Romanesco cauliflower are in the standard boxes this week, this time grown very locally at Caldwell’s Veg in Turnberry. I love looking at romanescos so much it can be hard to bring myself to cut into them. They’re so beautiful in a sculptural, alien sort of way, like a vegetable from another planet. But I always do manage to get over their beauty and to cook with them, and that’s because I know that they taste even better than they look. Somewhere between cauliflower and broccoli, romanesco can be swapped in for either of those more familiar vegetables, and romanesco cauliflower cheese is super tasty, as is roasted romanesco in a vinaigrette. 
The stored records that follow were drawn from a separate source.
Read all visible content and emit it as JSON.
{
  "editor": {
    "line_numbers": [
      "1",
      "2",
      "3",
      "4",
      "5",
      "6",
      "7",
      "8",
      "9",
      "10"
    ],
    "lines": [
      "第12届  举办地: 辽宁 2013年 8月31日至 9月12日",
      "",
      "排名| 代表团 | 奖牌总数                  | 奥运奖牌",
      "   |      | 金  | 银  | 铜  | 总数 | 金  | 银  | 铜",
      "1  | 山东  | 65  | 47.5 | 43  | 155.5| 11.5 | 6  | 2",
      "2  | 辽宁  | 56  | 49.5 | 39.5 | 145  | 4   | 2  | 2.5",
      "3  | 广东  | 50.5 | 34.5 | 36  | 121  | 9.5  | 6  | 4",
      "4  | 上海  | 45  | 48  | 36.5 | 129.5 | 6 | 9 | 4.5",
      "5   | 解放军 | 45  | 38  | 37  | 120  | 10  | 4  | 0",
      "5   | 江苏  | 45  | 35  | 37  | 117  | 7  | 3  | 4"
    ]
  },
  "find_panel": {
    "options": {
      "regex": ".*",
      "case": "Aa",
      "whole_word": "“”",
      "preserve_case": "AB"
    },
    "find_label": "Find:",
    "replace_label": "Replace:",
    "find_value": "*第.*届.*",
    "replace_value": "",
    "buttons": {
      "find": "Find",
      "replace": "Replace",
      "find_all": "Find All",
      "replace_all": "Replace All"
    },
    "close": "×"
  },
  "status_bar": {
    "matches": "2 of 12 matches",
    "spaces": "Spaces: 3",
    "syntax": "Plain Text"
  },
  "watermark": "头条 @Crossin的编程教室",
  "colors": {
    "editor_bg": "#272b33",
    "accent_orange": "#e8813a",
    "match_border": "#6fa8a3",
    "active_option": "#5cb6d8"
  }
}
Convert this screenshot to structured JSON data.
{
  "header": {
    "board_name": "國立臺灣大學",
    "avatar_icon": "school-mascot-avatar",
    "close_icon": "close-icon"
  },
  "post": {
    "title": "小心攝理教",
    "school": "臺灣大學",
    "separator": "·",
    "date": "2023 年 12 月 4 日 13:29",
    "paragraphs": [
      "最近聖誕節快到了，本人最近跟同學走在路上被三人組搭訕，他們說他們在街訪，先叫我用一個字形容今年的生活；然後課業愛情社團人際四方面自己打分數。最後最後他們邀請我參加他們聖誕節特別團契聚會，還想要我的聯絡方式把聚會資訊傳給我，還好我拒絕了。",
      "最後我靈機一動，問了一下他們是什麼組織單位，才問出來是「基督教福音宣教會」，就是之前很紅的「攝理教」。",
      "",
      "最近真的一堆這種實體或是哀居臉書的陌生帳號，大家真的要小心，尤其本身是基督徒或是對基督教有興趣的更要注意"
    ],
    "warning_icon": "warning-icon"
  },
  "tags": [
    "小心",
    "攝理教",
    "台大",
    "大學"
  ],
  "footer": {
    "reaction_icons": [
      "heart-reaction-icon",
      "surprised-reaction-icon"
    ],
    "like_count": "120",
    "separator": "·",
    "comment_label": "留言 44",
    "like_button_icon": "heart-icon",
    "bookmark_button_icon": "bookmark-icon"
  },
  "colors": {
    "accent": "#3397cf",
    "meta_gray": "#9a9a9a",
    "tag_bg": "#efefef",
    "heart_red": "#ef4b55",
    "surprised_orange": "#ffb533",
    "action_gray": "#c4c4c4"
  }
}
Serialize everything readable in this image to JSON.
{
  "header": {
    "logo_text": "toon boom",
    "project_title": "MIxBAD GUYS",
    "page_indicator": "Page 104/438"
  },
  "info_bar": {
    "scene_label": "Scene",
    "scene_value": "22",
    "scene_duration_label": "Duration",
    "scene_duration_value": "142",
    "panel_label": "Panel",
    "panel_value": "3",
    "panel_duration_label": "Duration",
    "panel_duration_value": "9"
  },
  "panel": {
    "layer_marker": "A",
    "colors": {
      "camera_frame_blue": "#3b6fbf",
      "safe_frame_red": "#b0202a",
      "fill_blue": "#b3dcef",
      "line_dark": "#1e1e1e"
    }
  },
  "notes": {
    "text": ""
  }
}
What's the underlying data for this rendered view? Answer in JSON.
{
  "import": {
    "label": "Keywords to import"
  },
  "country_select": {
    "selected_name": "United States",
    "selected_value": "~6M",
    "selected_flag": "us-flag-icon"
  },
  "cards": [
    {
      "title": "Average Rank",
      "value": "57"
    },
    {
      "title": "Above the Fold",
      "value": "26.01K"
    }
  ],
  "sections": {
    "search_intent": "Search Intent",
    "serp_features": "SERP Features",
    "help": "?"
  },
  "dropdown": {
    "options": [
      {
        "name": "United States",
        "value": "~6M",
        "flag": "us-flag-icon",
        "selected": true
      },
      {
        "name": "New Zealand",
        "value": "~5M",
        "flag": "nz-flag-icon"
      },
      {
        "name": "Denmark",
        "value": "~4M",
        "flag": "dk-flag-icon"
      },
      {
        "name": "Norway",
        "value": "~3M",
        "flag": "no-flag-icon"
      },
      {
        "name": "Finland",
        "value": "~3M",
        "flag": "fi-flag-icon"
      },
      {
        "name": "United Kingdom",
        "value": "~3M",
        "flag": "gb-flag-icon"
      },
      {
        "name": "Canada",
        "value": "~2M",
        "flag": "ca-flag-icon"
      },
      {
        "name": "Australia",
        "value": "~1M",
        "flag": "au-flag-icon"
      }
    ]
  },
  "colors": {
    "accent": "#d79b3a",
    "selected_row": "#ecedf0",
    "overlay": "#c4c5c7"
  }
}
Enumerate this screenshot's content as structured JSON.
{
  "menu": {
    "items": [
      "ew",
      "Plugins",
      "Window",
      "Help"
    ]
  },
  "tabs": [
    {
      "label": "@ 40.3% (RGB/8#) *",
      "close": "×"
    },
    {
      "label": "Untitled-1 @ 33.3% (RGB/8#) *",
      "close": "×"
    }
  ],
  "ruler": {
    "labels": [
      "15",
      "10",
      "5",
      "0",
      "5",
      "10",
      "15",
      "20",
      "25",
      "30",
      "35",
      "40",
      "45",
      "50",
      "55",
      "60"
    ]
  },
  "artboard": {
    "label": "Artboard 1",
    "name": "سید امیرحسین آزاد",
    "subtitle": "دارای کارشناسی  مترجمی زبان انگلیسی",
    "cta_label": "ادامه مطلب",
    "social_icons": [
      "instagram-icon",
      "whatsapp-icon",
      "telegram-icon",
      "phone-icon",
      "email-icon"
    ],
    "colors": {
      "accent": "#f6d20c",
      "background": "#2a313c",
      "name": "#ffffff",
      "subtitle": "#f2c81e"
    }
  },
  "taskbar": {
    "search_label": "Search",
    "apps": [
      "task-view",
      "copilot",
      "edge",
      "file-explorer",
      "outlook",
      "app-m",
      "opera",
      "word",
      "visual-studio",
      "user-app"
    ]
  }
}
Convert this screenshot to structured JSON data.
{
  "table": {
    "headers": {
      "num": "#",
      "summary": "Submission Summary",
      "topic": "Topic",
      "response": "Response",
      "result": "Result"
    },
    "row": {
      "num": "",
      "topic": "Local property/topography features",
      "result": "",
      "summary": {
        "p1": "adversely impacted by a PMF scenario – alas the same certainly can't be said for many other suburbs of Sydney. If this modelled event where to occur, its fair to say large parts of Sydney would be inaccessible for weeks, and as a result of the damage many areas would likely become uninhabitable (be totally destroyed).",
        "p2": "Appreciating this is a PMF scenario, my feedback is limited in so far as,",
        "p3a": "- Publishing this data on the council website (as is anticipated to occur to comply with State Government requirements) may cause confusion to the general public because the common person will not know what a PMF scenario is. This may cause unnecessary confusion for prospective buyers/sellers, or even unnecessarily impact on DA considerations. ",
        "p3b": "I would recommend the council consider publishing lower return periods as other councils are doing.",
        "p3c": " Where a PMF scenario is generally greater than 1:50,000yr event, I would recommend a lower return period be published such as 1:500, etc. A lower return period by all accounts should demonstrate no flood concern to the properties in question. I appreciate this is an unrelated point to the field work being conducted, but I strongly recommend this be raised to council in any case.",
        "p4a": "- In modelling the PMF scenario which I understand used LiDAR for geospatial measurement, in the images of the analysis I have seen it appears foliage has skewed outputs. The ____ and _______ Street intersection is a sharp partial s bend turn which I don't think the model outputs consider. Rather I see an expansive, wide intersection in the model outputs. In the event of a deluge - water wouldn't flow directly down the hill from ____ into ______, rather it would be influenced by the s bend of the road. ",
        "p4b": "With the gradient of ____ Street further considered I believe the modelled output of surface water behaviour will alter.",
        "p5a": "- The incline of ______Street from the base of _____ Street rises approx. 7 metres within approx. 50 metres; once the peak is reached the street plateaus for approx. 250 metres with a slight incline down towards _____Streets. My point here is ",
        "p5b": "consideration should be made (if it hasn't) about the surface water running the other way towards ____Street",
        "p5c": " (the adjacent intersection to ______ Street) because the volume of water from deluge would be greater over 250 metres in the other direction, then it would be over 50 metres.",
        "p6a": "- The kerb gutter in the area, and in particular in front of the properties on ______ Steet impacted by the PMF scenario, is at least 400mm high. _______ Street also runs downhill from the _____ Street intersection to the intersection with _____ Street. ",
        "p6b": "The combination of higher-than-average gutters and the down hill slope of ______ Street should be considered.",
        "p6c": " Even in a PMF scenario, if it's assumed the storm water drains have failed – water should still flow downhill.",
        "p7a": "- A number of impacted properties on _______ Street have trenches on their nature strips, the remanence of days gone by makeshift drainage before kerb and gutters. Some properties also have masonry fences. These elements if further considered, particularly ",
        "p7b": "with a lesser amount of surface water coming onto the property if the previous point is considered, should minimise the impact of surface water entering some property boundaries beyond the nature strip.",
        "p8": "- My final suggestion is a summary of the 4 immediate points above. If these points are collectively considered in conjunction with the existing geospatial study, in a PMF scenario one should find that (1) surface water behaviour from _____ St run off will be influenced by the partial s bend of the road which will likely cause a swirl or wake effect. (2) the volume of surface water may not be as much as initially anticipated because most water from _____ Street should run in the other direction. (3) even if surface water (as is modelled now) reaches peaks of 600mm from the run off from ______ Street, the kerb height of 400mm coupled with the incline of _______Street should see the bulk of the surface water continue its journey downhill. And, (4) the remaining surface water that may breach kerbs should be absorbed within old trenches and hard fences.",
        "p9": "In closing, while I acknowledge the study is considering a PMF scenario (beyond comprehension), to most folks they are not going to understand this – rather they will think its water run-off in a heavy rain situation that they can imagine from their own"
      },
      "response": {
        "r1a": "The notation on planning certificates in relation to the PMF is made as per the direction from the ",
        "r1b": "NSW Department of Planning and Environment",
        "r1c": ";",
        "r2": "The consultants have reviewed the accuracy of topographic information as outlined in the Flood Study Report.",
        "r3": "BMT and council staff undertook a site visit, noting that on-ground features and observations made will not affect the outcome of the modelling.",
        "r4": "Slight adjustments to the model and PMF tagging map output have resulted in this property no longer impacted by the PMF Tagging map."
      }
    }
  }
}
If you’re looking for recipes specific for romanesco, consider doing as the Romans do. I don’t really know what they do but I do cook Rachel Roddy’s recipes and I assume that’s more or less the same thing. My old standby is her romanesco pasta, in which the cauliflower is transformed into a rich smooth sauce by the magic of pasta water (and parmesan). I haven’t yet made these cutlets, but they look delicious: boiled in water with bay leaves and juniper berries, then seasoned and dressed with breadcrumbs and cheese before being fried until golden and crisp on the outside and delightfully tender in the middle. I also want to try this dish, where romanesco is roasted then tossed with anchovies, capers, pine nuts, currants and parsley: an ancient and forever-delicious combination.